BABU’s first successful rural health relief mission
February, 2012

In close collaboration with the staff at the International Friendship Children’s Hospital (IFCH), BABU was able to organize its first rural health relief mission in February of 2012. This mission took part at the Pharping health centre, approximately 30Km outside of Kathmandu.  The relief day was announced a week in advance and attracted villagers from many miles around.
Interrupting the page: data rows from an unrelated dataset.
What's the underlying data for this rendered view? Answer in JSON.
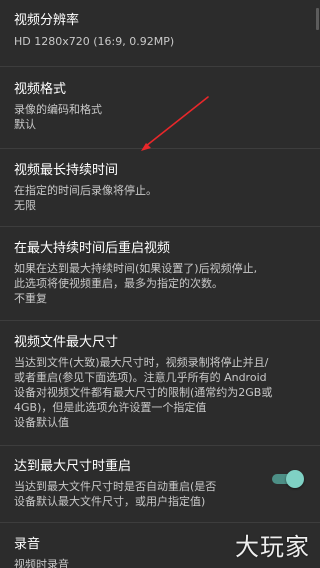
{
  "settings": [
    {
      "title": "视频分辨率",
      "value": "HD 1280x720 (16:9, 0.92MP)"
    },
    {
      "title": "视频格式",
      "summary": "录像的编码和格式",
      "value": "默认"
    },
    {
      "title": "视频最长持续时间",
      "summary": "在指定的时间后录像将停止。",
      "value": "无限"
    },
    {
      "title": "在最大持续时间后重启视频",
      "summary": "如果在达到最大持续时间(如果设置了)后视频停止,\n此选项将使视频重启，最多为指定的次数。",
      "value": "不重复"
    },
    {
      "title": "视频文件最大尺寸",
      "summary": "当达到文件(大致)最大尺寸时，视频录制将停止并且/\n或者重启(参见下面选项)。注意几乎所有的 Android\n设备对视频文件都有最大尺寸的限制(通常约为2GB或\n4GB)，但是此选项允许设置一个指定值",
      "value": "设备默认值"
    },
    {
      "title": "达到最大尺寸时重启",
      "summary": "当达到最大文件尺寸时是否自动重启(是否\n设备默认最大文件尺寸，或用户指定值)",
      "switch_on": true
    },
    {
      "title": "录音",
      "summary": "视频时录音"
    }
  ],
  "watermark": "大玩家",
  "colors": {
    "background": "#2c2c2c",
    "divider": "#3d3d3d",
    "switch_track": "#4d8f86",
    "switch_thumb": "#7fd1c4",
    "arrow": "#e8272a"
  }
}
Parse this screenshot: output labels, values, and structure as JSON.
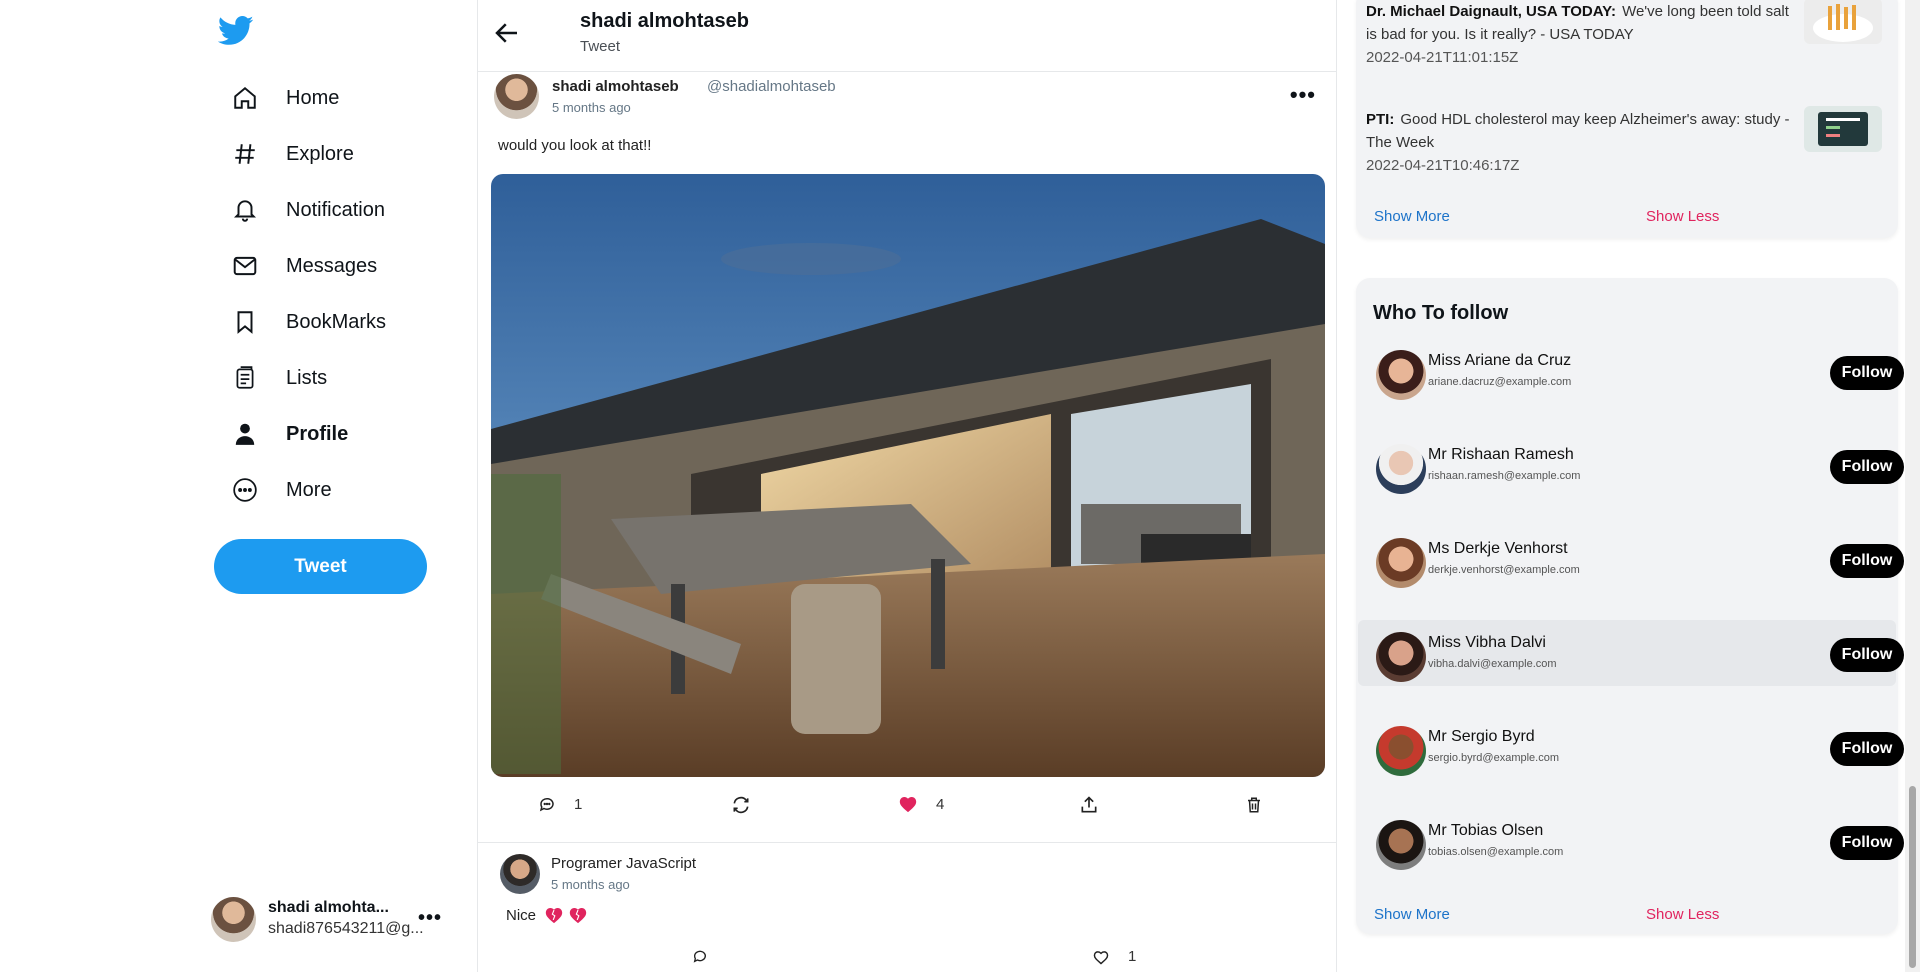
{
  "sidebar": {
    "nav": [
      {
        "label": "Home",
        "icon": "home-icon"
      },
      {
        "label": "Explore",
        "icon": "hash-icon"
      },
      {
        "label": "Notification",
        "icon": "bell-icon"
      },
      {
        "label": "Messages",
        "icon": "mail-icon"
      },
      {
        "label": "BookMarks",
        "icon": "bookmark-icon"
      },
      {
        "label": "Lists",
        "icon": "list-icon"
      },
      {
        "label": "Profile",
        "icon": "person-icon"
      },
      {
        "label": "More",
        "icon": "more-circle-icon"
      }
    ],
    "tweet_button": "Tweet",
    "account": {
      "name": "shadi almohta...",
      "email": "shadi876543211@g...",
      "menu": "•••"
    }
  },
  "header": {
    "title": "shadi almohtaseb",
    "subtitle": "Tweet"
  },
  "post": {
    "author": "shadi almohtaseb",
    "handle": "@shadialmohtaseb",
    "time": "5 months ago",
    "menu": "•••",
    "text": "would you look at that!!",
    "replies": "1",
    "likes": "4"
  },
  "reply": {
    "author": "Programer JavaScript",
    "time": "5 months ago",
    "text": "Nice",
    "likes": "1"
  },
  "news": {
    "items": [
      {
        "source": "Dr. Michael Daignault, USA TODAY:",
        "headline": "We've long been told salt is bad for you. Is it really? - USA TODAY",
        "date": "2022-04-21T11:01:15Z"
      },
      {
        "source": "PTI:",
        "headline": "Good HDL cholesterol may keep Alzheimer's away: study - The Week",
        "date": "2022-04-21T10:46:17Z"
      }
    ],
    "show_more": "Show More",
    "show_less": "Show Less"
  },
  "who_to_follow": {
    "title": "Who To follow",
    "button": "Follow",
    "users": [
      {
        "name": "Miss Ariane da Cruz",
        "email": "ariane.dacruz@example.com"
      },
      {
        "name": "Mr Rishaan Ramesh",
        "email": "rishaan.ramesh@example.com"
      },
      {
        "name": "Ms Derkje Venhorst",
        "email": "derkje.venhorst@example.com"
      },
      {
        "name": "Miss Vibha Dalvi",
        "email": "vibha.dalvi@example.com"
      },
      {
        "name": "Mr Sergio Byrd",
        "email": "sergio.byrd@example.com"
      },
      {
        "name": "Mr Tobias Olsen",
        "email": "tobias.olsen@example.com"
      }
    ],
    "show_more": "Show More",
    "show_less": "Show Less"
  },
  "colors": {
    "brand": "#1d9bf0",
    "like": "#e0245e",
    "link": "#1d73c9"
  }
}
The Clinic ran from 8am – 4pm, and staff provided primary care to a total of 80 pediatric patients.

Staff and volunteers at BABU's first rural relief mission

Staff providing primary care

Logistical Summary

The cost of a one-day relief package ranges from about $500 to $1000 and will consist of the following:

  • Transportation to and from the community
  • Salaries for physician, nurses, pharmacist, driver
    • Basic Equipment
    1. Blood pressure sets
    2. Tongue depressor
    3. Torch
    4. Glucometer
    5. Vaginal speculum
    6. Disposable gloves and mouth masks
    • Basic Pharmaceuticals

      Trips would initially run 5 to 6 times per year, with each trip addressing basic primary health care needs of approximately 100 to 300 locals.

      If you’re interested in making a donation to this project, please visit our donation page.

      For information on how to donate supplies to help offset the cost of this program, or for general inquiries, visit our Contact Us page.